*** Block opens ***

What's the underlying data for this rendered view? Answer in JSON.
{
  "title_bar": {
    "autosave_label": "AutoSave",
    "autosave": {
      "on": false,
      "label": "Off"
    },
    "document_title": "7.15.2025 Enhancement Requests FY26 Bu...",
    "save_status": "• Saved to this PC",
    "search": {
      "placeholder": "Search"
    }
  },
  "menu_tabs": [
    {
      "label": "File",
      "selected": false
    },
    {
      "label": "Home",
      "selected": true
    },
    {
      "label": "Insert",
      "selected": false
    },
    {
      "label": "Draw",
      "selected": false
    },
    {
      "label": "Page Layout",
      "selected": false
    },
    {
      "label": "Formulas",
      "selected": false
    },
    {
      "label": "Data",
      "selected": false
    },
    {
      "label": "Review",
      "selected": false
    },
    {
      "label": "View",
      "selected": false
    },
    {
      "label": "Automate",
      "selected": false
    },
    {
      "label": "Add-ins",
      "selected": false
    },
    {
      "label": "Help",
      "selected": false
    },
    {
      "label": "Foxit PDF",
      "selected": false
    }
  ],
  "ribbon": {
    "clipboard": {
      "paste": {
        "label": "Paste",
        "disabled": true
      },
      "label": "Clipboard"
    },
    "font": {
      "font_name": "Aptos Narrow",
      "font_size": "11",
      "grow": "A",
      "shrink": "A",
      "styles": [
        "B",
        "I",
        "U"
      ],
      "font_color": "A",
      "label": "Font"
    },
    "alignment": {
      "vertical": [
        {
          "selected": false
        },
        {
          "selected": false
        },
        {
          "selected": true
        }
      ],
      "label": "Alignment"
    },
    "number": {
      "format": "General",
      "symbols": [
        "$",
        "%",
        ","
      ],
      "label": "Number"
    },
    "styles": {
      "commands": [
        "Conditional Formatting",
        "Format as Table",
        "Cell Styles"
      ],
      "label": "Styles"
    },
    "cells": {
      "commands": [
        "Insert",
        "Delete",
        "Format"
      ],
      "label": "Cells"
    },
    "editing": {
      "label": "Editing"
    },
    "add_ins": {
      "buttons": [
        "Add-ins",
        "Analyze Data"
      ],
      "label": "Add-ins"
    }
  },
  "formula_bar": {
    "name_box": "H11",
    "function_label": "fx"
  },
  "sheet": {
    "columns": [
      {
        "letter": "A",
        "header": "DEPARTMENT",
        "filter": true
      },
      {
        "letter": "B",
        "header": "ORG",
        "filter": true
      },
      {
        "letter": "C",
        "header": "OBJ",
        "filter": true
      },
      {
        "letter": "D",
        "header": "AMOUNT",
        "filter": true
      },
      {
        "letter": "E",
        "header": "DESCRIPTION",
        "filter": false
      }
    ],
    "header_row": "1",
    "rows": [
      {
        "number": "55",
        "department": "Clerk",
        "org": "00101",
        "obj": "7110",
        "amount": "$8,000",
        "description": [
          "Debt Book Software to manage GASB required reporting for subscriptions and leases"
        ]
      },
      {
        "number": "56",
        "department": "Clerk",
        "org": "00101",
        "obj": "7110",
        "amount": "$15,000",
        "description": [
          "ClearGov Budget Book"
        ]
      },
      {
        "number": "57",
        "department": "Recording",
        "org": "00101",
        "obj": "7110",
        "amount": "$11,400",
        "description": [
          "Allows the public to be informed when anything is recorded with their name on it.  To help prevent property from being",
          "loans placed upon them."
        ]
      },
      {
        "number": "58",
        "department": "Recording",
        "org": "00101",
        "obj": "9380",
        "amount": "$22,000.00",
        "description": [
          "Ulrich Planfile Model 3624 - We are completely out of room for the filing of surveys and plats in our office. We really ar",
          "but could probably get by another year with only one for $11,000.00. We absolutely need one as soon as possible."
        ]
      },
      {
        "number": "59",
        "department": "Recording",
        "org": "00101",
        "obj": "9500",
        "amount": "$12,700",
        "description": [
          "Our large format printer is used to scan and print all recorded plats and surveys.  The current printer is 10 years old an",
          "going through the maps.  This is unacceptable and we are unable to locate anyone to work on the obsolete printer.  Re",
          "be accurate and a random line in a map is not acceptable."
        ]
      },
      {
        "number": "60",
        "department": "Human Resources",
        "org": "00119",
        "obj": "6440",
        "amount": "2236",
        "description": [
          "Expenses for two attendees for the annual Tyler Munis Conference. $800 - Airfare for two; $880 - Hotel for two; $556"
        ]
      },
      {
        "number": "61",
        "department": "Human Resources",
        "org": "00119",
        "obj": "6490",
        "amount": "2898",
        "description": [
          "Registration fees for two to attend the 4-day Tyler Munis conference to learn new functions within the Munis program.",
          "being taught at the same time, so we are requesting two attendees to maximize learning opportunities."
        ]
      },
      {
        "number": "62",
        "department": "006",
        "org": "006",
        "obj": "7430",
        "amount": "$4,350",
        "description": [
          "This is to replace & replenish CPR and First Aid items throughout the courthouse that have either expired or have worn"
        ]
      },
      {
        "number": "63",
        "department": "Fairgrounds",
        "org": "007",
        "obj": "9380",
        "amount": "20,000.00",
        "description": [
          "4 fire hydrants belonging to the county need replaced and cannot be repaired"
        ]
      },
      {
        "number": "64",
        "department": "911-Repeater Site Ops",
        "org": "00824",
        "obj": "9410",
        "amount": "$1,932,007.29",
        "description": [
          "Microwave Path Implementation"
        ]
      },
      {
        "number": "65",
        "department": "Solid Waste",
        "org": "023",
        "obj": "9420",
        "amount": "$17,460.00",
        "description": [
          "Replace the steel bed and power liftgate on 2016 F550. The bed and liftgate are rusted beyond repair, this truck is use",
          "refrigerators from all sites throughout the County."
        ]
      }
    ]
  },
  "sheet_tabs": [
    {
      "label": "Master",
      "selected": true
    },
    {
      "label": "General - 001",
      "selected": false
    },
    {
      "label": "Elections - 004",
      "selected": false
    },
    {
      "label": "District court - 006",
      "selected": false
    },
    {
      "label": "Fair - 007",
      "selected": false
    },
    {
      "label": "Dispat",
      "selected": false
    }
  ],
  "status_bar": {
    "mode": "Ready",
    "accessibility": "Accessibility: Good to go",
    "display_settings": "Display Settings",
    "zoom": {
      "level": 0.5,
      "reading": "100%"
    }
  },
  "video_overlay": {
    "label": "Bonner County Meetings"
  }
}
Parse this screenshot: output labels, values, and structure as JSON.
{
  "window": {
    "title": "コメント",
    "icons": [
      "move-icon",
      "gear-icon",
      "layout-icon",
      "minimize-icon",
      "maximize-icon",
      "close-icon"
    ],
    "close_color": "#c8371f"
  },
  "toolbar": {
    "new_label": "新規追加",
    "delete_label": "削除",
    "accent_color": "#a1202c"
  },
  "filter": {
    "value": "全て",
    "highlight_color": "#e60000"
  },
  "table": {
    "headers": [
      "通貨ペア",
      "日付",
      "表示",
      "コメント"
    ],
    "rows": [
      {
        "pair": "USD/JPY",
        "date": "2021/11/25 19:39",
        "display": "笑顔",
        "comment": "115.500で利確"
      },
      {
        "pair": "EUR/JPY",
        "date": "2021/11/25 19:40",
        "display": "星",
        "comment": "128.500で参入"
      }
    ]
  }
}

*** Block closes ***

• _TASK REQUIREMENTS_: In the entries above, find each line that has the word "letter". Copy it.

• _SOLUTION TO THIS TASK_:
        "letter": "A",
        "letter": "B",
        "letter": "C",
        "letter": "D",
        "letter": "E",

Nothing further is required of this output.